(Dataset rows describing interfaces)
━━━━━━━━━━━━━━━━

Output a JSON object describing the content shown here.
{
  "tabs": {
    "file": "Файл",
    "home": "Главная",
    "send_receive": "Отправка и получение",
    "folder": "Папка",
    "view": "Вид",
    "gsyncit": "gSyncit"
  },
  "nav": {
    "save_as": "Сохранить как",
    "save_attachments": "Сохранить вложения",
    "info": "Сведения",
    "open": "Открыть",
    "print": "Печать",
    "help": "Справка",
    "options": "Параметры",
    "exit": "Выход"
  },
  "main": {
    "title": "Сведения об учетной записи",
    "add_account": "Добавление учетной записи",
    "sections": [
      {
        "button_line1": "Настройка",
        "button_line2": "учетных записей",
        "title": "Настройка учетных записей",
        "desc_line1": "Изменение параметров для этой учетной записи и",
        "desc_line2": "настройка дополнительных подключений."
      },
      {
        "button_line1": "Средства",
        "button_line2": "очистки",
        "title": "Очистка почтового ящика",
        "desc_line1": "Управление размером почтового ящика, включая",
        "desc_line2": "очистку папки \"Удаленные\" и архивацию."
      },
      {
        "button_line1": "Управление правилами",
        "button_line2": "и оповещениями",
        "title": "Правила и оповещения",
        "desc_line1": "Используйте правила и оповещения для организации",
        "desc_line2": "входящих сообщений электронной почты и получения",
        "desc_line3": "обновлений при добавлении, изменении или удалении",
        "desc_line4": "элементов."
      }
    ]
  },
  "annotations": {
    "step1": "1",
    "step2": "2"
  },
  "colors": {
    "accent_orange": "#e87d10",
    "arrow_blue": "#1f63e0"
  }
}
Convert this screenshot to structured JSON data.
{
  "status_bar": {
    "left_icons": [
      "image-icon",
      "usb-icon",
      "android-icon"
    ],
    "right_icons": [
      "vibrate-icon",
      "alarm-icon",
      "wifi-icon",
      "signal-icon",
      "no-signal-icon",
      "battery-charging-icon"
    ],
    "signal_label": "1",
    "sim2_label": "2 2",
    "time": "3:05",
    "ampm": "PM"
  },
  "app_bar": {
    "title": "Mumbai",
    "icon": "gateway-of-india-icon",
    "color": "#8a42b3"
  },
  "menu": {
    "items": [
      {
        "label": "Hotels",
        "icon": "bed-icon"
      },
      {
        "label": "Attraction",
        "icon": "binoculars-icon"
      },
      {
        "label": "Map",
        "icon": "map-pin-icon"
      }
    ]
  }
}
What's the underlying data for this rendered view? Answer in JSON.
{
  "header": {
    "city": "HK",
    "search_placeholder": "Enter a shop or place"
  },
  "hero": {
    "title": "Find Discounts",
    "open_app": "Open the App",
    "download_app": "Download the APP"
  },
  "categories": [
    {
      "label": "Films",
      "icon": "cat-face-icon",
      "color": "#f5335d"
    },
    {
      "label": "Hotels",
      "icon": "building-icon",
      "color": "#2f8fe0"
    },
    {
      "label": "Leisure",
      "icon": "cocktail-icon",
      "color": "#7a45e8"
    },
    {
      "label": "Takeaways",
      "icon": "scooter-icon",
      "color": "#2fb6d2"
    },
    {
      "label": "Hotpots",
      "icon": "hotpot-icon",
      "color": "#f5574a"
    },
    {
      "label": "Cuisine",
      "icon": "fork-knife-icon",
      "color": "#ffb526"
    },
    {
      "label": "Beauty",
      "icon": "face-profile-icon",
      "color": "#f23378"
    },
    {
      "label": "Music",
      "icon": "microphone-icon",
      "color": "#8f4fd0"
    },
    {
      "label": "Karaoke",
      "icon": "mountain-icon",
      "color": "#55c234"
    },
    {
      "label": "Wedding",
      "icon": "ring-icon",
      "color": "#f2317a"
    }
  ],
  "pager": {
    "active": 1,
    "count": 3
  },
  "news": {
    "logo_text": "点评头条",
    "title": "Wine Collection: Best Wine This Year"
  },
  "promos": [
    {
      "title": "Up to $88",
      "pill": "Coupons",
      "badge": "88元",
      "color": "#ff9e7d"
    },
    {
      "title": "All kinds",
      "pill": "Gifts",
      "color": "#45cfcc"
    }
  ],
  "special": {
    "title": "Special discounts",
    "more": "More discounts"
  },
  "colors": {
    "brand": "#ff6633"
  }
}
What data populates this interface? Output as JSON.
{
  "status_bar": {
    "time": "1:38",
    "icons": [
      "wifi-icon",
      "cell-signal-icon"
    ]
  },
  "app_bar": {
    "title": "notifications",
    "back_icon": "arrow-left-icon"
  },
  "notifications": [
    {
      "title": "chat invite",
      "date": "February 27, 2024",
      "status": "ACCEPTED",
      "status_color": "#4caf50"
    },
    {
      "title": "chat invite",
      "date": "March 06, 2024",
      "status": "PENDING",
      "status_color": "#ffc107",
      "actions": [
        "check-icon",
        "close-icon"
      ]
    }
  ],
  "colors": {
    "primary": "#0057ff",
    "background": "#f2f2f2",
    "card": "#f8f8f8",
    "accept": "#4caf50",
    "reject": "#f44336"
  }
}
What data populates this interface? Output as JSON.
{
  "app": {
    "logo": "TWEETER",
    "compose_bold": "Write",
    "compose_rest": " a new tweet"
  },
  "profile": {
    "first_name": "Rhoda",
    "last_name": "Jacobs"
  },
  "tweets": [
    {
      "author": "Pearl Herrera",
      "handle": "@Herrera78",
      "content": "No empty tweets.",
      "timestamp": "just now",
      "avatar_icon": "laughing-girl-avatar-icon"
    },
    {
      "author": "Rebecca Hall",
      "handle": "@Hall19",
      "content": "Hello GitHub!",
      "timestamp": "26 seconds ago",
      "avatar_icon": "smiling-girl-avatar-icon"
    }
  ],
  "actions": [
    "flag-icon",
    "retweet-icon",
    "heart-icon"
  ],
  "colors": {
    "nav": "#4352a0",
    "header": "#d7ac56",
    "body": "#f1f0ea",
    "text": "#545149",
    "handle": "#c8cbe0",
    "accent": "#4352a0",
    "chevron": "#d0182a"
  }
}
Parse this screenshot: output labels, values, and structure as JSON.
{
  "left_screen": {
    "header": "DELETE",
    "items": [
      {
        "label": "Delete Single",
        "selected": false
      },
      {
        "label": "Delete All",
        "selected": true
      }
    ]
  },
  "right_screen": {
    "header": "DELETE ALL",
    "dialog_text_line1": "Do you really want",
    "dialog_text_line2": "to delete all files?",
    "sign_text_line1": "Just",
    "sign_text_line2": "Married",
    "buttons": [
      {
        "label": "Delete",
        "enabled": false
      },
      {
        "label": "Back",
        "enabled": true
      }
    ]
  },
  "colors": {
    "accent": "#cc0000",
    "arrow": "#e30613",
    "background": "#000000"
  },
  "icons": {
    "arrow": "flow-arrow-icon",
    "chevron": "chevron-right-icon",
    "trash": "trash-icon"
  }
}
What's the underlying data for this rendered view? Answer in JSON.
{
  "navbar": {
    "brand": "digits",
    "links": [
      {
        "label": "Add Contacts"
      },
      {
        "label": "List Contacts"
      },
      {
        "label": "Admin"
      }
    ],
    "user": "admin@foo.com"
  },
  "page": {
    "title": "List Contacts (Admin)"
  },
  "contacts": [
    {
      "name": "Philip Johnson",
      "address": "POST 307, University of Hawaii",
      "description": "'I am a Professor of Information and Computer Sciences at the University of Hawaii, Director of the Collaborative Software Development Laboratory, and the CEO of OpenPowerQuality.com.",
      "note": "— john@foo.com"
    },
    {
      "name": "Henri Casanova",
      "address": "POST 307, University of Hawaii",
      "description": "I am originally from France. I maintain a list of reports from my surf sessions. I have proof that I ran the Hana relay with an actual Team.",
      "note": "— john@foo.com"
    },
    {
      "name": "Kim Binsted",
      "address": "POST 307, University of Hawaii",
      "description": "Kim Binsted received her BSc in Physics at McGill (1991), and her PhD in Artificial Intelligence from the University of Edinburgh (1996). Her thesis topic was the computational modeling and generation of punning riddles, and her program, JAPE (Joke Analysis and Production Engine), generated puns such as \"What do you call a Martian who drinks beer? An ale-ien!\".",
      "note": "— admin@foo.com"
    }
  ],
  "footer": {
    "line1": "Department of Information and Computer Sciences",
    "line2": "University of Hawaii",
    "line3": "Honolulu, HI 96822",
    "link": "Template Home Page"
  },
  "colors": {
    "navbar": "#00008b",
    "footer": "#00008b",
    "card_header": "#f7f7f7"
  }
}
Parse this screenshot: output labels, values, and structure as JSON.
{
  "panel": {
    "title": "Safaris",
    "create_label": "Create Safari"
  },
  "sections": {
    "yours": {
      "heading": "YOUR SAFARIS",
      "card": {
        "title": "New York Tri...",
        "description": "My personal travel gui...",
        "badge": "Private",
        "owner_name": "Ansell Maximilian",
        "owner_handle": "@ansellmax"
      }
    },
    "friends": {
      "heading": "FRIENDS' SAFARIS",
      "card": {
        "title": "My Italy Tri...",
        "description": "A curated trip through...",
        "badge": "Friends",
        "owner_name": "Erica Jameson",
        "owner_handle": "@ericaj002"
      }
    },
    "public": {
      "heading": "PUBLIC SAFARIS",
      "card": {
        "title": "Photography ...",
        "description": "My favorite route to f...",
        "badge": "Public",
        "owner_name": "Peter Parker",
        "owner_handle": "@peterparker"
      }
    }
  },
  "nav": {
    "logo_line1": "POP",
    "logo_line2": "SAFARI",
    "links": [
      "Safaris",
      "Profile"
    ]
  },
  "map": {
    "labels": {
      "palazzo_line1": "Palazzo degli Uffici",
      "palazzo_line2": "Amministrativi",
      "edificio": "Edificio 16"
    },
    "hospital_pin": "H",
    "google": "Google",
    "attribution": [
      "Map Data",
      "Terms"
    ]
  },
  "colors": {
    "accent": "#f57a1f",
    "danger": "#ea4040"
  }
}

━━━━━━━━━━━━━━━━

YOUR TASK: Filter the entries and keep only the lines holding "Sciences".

YOUR SOLUTION:
      "description": "'I am a Professor of Information and Computer Sciences at the University of Hawaii, Director of the Collaborative Software Development Laboratory, and the CEO of OpenPowerQuality.com.",
    "line1": "Department of Information and Computer Sciences",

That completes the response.